## Problem to solve:
Restate each record word for word, omitting whatever pictures it holds.

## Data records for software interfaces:
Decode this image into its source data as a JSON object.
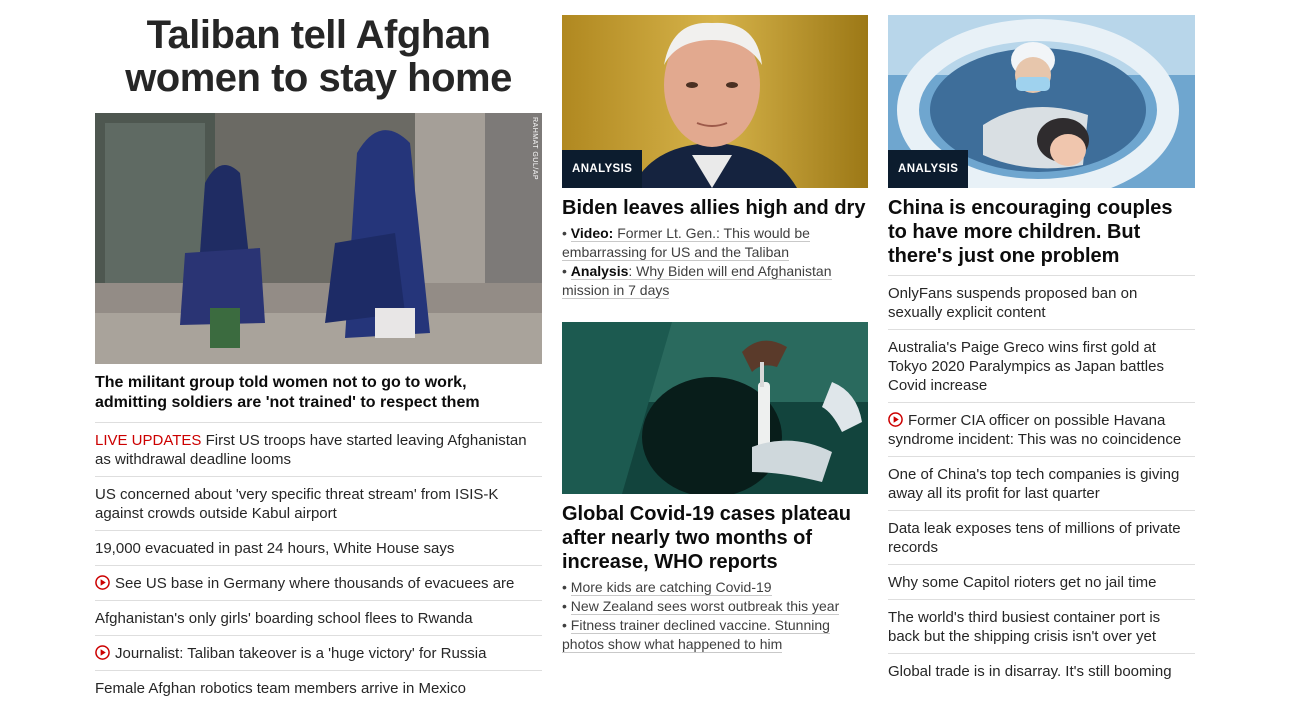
{
  "col1": {
    "banner_headline": "Taliban tell Afghan women to stay home",
    "image_credit": "RAHMAT GUL/AP",
    "lead_title": "The militant group told women not to go to work, admitting soldiers are 'not trained' to respect them",
    "items": [
      {
        "prefix": "LIVE UPDATES",
        "text": " First US troops have started leaving Afghanistan as withdrawal deadline looms"
      },
      {
        "text": "US concerned about 'very specific threat stream' from ISIS-K against crowds outside Kabul airport"
      },
      {
        "text": "19,000 evacuated in past 24 hours, White House says"
      },
      {
        "video": true,
        "text": "See US base in Germany where thousands of evacuees are"
      },
      {
        "text": "Afghanistan's only girls' boarding school flees to Rwanda"
      },
      {
        "video": true,
        "text": "Journalist: Taliban takeover is a 'huge victory' for Russia"
      },
      {
        "text": "Female Afghan robotics team members arrive in Mexico"
      }
    ]
  },
  "col2": {
    "story1": {
      "badge": "ANALYSIS",
      "title": "Biden leaves allies high and dry",
      "sub": [
        {
          "bold": "Video:",
          "text": " Former Lt. Gen.: This would be embarrassing for US and the Taliban"
        },
        {
          "bold": "Analysis",
          "text": ": Why Biden will end Afghanistan mission in 7 days"
        }
      ]
    },
    "story2": {
      "title": "Global Covid-19 cases plateau after nearly two months of increase, WHO reports",
      "sub": [
        {
          "text": "More kids are catching Covid-19"
        },
        {
          "text": "New Zealand sees worst outbreak this year"
        },
        {
          "text": "Fitness trainer declined vaccine. Stunning photos show what happened to him"
        }
      ]
    }
  },
  "col3": {
    "badge": "ANALYSIS",
    "lead_title": "China is encouraging couples to have more children. But there's just one problem",
    "items": [
      {
        "text": "OnlyFans suspends proposed ban on sexually explicit content"
      },
      {
        "text": "Australia's Paige Greco wins first gold at Tokyo 2020 Paralympics as Japan battles Covid increase"
      },
      {
        "video": true,
        "text": "Former CIA officer on possible Havana syndrome incident: This was no coincidence"
      },
      {
        "text": "One of China's top tech companies is giving away all its profit for last quarter"
      },
      {
        "text": "Data leak exposes tens of millions of private records"
      },
      {
        "text": "Why some Capitol rioters get no jail time"
      },
      {
        "text": "The world's third busiest container port is back but the shipping crisis isn't over yet"
      },
      {
        "text": "Global trade is in disarray. It's still booming"
      }
    ]
  },
  "colors": {
    "live_red": "#cc0000",
    "badge_bg": "#0c1c2e",
    "divider": "#dedede"
  }
}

## Result of the exercise:
Decode this image into its source data as a JSON object.
{
  "col1": {
    "banner_headline": "Taliban tell Afghan women to stay home",
    "image_credit": "RAHMAT GUL/AP",
    "lead_title": "The militant group told women not to go to work, admitting soldiers are 'not trained' to respect them",
    "items": [
      {
        "prefix": "LIVE UPDATES",
        "text": " First US troops have started leaving Afghanistan as withdrawal deadline looms"
      },
      {
        "text": "US concerned about 'very specific threat stream' from ISIS-K against crowds outside Kabul airport"
      },
      {
        "text": "19,000 evacuated in past 24 hours, White House says"
      },
      {
        "video": true,
        "text": "See US base in Germany where thousands of evacuees are"
      },
      {
        "text": "Afghanistan's only girls' boarding school flees to Rwanda"
      },
      {
        "video": true,
        "text": "Journalist: Taliban takeover is a 'huge victory' for Russia"
      },
      {
        "text": "Female Afghan robotics team members arrive in Mexico"
      }
    ]
  },
  "col2": {
    "story1": {
      "badge": "ANALYSIS",
      "title": "Biden leaves allies high and dry",
      "sub": [
        {
          "bold": "Video:",
          "text": " Former Lt. Gen.: This would be embarrassing for US and the Taliban"
        },
        {
          "bold": "Analysis",
          "text": ": Why Biden will end Afghanistan mission in 7 days"
        }
      ]
    },
    "story2": {
      "title": "Global Covid-19 cases plateau after nearly two months of increase, WHO reports",
      "sub": [
        {
          "text": "More kids are catching Covid-19"
        },
        {
          "text": "New Zealand sees worst outbreak this year"
        },
        {
          "text": "Fitness trainer declined vaccine. Stunning photos show what happened to him"
        }
      ]
    }
  },
  "col3": {
    "badge": "ANALYSIS",
    "lead_title": "China is encouraging couples to have more children. But there's just one problem",
    "items": [
      {
        "text": "OnlyFans suspends proposed ban on sexually explicit content"
      },
      {
        "text": "Australia's Paige Greco wins first gold at Tokyo 2020 Paralympics as Japan battles Covid increase"
      },
      {
        "video": true,
        "text": "Former CIA officer on possible Havana syndrome incident: This was no coincidence"
      },
      {
        "text": "One of China's top tech companies is giving away all its profit for last quarter"
      },
      {
        "text": "Data leak exposes tens of millions of private records"
      },
      {
        "text": "Why some Capitol rioters get no jail time"
      },
      {
        "text": "The world's third busiest container port is back but the shipping crisis isn't over yet"
      },
      {
        "text": "Global trade is in disarray. It's still booming"
      }
    ]
  },
  "colors": {
    "live_red": "#cc0000",
    "badge_bg": "#0c1c2e",
    "divider": "#dedede"
  }
}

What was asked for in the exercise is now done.